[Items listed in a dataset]
▽

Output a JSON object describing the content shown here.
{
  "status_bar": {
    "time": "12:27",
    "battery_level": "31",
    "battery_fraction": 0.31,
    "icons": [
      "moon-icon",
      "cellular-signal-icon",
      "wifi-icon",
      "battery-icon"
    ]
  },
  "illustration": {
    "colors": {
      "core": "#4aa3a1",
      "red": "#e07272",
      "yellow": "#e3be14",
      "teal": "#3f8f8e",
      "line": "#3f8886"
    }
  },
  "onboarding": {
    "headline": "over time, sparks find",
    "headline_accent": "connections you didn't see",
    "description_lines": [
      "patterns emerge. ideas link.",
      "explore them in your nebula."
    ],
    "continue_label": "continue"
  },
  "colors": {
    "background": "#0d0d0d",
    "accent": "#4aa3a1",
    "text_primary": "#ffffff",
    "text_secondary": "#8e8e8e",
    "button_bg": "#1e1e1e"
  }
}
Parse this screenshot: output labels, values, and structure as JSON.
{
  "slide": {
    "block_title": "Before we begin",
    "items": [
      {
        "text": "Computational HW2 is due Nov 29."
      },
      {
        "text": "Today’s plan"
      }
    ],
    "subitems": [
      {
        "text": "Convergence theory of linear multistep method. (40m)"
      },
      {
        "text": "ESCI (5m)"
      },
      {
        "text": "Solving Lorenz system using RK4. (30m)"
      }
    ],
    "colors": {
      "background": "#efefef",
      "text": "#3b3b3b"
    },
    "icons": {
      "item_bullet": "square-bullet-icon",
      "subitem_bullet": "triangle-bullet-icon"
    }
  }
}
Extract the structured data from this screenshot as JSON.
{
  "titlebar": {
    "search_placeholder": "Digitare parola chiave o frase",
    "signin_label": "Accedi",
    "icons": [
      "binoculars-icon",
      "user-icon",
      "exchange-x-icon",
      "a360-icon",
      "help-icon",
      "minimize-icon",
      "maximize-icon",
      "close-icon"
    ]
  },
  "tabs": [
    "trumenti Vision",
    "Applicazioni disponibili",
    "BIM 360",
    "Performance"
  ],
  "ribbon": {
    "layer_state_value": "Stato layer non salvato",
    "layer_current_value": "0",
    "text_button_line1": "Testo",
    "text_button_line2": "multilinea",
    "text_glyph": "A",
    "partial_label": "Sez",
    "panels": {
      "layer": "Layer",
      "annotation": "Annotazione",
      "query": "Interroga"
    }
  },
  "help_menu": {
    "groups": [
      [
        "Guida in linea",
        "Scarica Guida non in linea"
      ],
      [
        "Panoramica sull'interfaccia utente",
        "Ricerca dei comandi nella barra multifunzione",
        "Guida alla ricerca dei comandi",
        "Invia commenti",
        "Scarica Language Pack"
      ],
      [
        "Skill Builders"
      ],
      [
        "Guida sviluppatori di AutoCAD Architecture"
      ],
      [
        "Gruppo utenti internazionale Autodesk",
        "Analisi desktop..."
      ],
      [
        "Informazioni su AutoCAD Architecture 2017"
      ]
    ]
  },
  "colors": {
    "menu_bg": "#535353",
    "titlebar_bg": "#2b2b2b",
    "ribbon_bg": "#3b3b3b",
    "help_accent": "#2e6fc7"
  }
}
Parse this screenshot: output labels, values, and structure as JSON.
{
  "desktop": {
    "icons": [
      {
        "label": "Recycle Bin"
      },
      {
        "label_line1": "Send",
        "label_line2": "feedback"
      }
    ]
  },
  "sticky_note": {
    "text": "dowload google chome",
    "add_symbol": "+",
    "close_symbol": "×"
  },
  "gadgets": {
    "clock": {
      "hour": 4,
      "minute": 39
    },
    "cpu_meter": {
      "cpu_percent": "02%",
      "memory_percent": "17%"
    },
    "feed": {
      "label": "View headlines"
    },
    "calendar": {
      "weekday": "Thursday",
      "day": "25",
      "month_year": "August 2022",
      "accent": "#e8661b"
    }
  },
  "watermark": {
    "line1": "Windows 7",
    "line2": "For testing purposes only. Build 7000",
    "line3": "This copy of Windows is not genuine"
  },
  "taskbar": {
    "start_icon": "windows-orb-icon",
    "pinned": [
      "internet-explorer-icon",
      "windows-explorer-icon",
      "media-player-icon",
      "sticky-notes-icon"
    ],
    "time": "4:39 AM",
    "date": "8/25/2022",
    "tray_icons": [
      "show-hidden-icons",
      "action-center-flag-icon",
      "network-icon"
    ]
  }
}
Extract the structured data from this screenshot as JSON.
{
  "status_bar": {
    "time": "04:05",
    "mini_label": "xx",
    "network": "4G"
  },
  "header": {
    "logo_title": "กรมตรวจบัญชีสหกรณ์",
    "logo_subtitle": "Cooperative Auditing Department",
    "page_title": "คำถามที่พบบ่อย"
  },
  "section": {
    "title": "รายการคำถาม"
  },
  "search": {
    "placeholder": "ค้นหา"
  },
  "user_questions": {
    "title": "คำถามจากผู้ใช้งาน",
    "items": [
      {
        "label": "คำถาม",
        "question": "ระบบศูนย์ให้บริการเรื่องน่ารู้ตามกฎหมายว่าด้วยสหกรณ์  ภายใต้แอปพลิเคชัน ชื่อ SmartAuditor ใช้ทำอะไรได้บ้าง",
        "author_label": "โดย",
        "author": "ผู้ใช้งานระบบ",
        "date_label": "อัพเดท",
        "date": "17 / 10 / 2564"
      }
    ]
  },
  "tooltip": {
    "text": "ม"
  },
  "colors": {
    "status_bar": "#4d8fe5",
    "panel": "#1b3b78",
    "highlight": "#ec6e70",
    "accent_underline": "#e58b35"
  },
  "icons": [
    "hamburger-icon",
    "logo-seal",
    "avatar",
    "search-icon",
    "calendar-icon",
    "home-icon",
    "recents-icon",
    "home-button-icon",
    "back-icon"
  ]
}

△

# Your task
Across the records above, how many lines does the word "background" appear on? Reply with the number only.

# Answer box
2